* Data supplied

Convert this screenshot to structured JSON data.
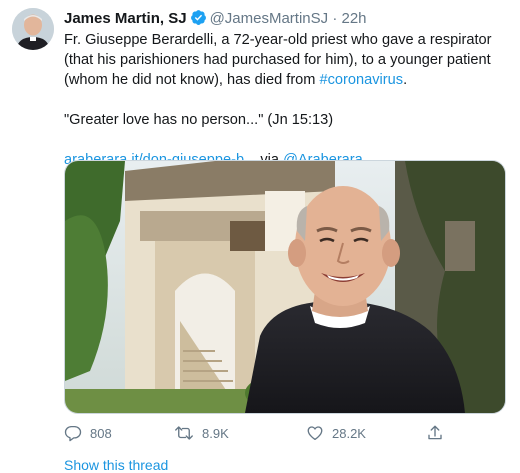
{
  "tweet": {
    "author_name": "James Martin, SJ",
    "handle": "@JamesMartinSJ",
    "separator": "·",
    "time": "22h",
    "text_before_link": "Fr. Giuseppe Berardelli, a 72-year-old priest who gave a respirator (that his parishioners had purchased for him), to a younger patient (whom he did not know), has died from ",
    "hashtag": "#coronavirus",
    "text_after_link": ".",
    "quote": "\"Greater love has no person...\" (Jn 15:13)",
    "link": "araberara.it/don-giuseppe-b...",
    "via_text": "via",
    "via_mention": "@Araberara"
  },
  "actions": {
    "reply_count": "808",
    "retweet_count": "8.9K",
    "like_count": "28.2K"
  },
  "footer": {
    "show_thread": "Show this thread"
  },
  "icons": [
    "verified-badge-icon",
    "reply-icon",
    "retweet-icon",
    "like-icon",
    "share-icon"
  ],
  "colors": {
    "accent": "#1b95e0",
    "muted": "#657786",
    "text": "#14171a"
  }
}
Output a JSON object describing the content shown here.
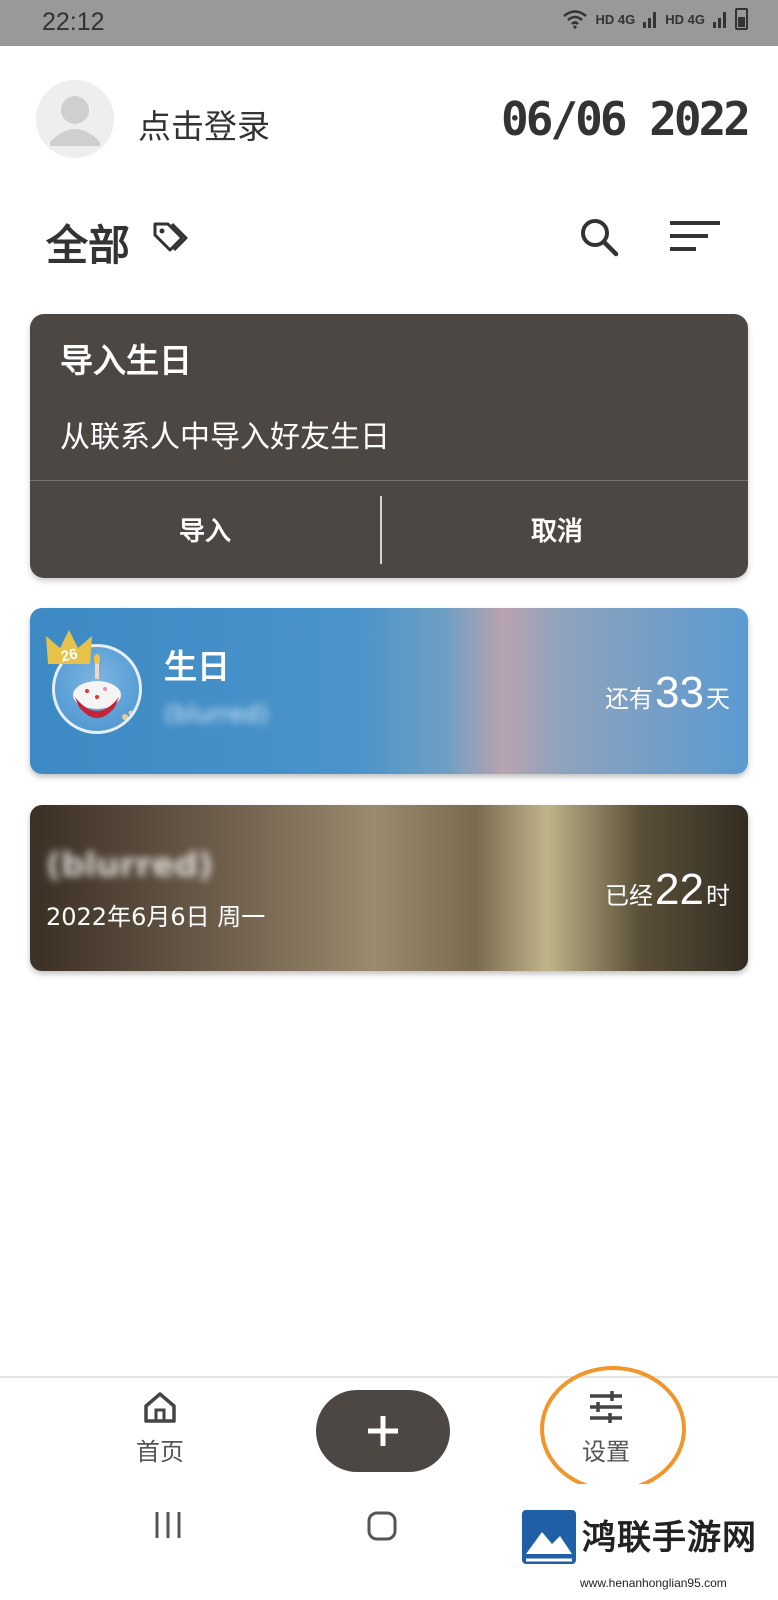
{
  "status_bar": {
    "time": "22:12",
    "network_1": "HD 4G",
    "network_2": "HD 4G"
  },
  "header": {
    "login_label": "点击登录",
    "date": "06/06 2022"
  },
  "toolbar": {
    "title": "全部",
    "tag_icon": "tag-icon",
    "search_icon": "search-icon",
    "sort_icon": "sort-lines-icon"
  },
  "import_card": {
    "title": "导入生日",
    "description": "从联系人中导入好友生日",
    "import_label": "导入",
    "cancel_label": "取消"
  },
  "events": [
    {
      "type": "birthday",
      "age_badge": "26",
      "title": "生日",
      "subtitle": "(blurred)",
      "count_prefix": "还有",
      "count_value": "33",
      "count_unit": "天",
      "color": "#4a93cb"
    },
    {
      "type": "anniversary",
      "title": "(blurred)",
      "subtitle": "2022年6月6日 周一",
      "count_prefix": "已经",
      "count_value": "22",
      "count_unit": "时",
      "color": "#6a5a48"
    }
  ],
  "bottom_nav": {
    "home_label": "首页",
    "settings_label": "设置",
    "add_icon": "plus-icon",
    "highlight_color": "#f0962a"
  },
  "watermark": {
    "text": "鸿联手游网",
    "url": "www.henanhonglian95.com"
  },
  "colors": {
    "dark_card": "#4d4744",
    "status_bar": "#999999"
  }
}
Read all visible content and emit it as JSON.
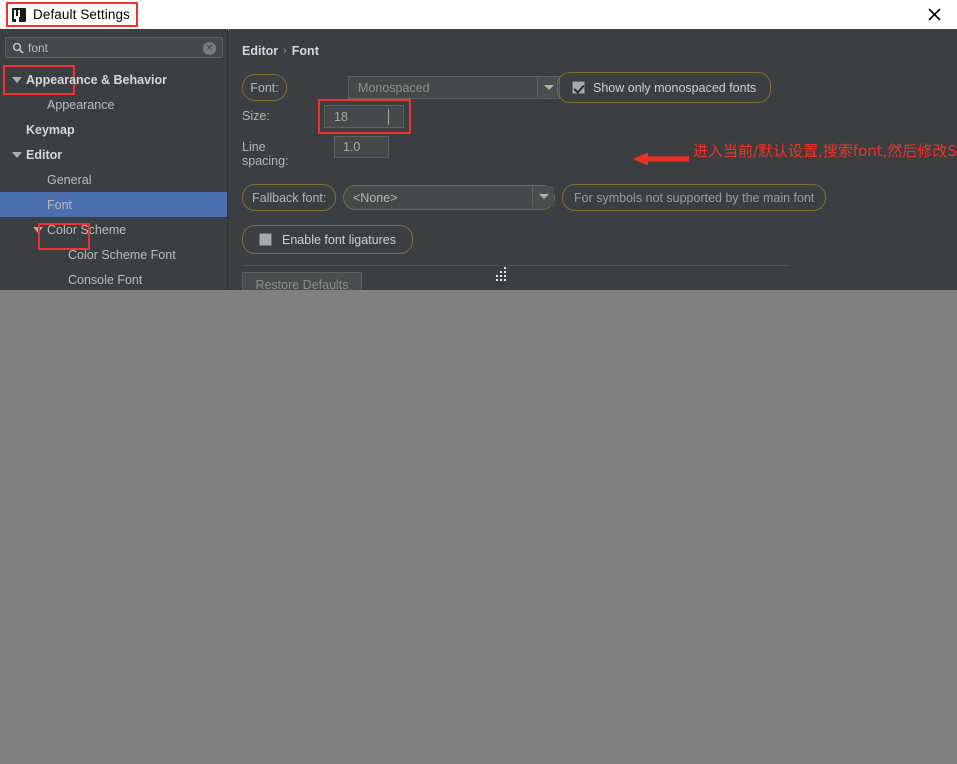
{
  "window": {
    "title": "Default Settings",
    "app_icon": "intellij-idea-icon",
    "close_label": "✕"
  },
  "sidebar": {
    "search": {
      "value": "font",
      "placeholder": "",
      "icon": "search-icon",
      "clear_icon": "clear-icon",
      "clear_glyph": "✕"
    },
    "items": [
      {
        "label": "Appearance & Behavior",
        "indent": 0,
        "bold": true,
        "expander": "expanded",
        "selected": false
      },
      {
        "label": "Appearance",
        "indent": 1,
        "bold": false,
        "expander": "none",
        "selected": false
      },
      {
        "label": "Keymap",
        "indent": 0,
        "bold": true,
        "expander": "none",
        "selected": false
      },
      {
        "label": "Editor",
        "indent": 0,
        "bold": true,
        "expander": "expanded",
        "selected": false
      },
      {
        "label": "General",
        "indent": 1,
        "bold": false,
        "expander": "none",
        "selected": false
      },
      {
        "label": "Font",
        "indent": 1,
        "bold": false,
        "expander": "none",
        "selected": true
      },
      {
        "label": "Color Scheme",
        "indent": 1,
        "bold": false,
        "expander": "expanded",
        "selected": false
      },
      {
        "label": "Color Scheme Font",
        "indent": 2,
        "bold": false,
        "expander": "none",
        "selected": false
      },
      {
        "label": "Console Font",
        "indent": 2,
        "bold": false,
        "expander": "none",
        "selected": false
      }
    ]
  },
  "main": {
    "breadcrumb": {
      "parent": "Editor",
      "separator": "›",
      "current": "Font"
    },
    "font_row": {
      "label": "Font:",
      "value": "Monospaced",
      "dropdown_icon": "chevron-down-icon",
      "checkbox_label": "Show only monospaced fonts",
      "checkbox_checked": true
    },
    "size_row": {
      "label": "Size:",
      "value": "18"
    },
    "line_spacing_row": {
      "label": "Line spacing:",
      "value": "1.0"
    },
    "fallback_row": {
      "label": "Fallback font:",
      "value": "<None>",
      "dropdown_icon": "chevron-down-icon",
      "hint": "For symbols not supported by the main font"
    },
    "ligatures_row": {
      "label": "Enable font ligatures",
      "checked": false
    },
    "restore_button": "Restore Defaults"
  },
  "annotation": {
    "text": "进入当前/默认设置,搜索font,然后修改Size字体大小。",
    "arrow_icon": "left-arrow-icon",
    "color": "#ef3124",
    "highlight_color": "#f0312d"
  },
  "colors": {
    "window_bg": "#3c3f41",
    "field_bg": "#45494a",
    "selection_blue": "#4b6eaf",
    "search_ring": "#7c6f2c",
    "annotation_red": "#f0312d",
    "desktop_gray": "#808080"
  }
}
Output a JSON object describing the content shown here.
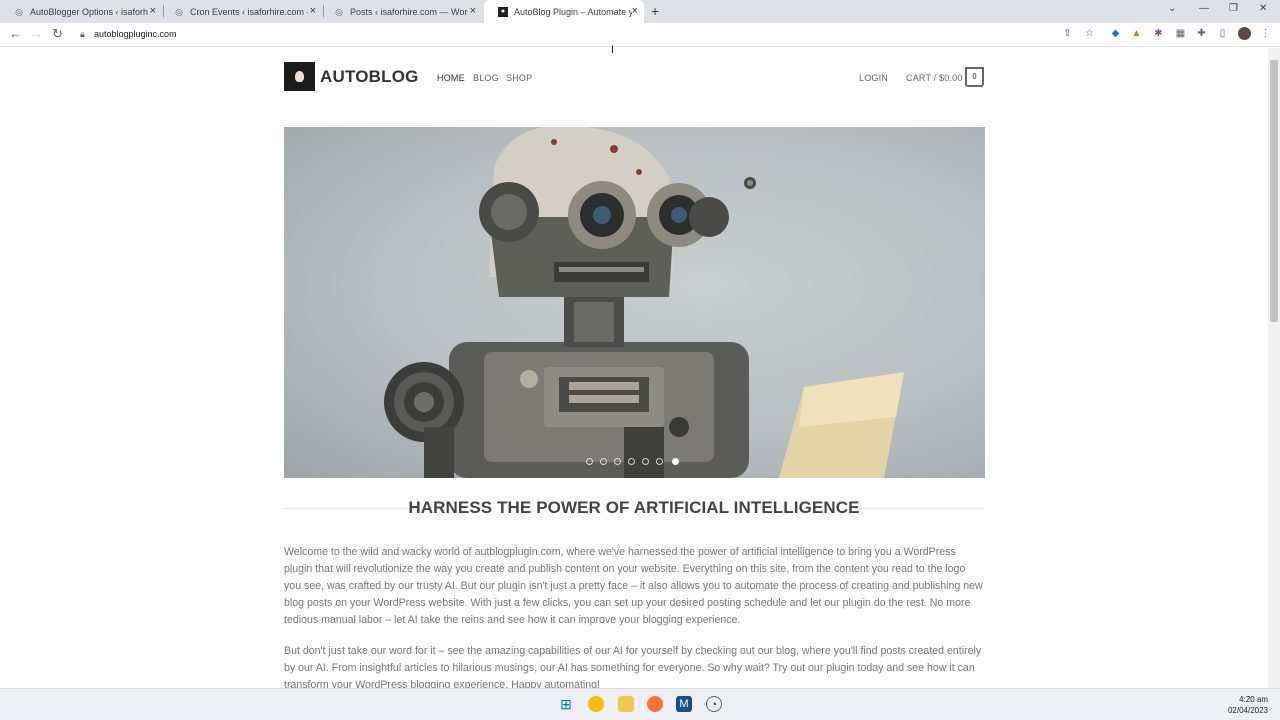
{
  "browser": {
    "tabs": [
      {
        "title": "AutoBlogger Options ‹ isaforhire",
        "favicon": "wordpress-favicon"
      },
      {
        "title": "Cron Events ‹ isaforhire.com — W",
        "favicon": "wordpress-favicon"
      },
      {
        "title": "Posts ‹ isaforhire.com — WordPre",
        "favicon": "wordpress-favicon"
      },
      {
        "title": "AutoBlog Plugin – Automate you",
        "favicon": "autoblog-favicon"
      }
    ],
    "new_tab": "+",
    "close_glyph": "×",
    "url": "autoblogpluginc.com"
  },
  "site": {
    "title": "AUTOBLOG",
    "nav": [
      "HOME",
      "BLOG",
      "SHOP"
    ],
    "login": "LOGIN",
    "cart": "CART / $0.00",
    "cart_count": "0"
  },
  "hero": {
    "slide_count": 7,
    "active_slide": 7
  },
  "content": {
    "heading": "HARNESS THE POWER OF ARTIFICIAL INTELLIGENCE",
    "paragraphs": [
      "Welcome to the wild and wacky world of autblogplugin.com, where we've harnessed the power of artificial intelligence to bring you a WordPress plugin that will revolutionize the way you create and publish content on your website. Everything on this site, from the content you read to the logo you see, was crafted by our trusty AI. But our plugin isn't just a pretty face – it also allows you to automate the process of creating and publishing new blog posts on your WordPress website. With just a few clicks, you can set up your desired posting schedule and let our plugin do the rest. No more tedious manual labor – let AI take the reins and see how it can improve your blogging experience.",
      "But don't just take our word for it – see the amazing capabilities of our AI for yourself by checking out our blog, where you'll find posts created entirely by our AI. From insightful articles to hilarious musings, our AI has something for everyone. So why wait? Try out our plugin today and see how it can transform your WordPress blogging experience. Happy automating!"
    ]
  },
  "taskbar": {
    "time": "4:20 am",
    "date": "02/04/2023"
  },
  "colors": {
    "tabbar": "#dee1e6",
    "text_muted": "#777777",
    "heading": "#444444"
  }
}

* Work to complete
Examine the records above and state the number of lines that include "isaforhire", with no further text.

* Result for this task
3